* [Work to complete] Whenever a line in the records below holds the string "VISTA", copy it out.

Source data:

────────────────

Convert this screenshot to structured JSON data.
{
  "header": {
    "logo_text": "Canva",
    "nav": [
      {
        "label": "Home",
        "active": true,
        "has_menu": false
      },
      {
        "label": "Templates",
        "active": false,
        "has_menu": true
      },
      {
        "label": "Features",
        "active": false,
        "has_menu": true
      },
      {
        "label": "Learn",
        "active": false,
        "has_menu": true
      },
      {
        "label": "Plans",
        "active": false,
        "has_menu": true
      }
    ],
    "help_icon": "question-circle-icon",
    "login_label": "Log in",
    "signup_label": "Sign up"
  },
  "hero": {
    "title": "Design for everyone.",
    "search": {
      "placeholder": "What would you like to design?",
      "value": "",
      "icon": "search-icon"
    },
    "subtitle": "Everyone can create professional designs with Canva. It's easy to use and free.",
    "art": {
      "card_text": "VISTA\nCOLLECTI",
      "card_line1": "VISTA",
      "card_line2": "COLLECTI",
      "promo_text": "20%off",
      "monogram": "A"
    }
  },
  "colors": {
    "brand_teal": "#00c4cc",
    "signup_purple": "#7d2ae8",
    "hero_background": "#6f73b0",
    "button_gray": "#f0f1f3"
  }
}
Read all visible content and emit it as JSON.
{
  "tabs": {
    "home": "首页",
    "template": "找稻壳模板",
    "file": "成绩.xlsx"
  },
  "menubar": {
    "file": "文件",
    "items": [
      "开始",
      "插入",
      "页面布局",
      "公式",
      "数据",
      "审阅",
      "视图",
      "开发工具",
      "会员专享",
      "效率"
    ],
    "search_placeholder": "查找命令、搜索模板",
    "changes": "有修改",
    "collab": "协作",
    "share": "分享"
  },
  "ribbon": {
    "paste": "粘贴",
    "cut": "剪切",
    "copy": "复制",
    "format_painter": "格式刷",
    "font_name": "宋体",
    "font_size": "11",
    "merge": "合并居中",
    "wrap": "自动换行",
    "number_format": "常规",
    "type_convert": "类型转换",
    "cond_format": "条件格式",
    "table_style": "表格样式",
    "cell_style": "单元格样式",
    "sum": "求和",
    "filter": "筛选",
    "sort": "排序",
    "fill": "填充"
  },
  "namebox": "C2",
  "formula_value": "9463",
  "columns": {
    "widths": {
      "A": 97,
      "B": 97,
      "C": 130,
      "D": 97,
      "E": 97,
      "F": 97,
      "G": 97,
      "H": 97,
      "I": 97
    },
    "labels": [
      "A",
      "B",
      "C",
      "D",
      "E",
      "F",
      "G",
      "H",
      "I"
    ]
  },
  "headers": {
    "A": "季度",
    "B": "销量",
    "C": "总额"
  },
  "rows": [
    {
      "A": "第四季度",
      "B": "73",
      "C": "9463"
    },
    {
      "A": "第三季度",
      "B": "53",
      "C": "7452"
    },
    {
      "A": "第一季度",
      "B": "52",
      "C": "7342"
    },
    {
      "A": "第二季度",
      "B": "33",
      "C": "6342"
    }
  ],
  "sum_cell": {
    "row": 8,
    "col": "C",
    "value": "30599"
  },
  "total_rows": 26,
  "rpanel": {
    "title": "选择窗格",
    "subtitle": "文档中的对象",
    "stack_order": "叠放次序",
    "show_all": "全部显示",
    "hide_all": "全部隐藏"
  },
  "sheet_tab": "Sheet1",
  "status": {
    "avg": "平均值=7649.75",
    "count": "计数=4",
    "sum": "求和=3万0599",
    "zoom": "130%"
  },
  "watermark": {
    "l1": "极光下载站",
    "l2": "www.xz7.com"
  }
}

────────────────

* [Solution]
      "card_text": "VISTA\nCOLLECTI",
      "card_line1": "VISTA",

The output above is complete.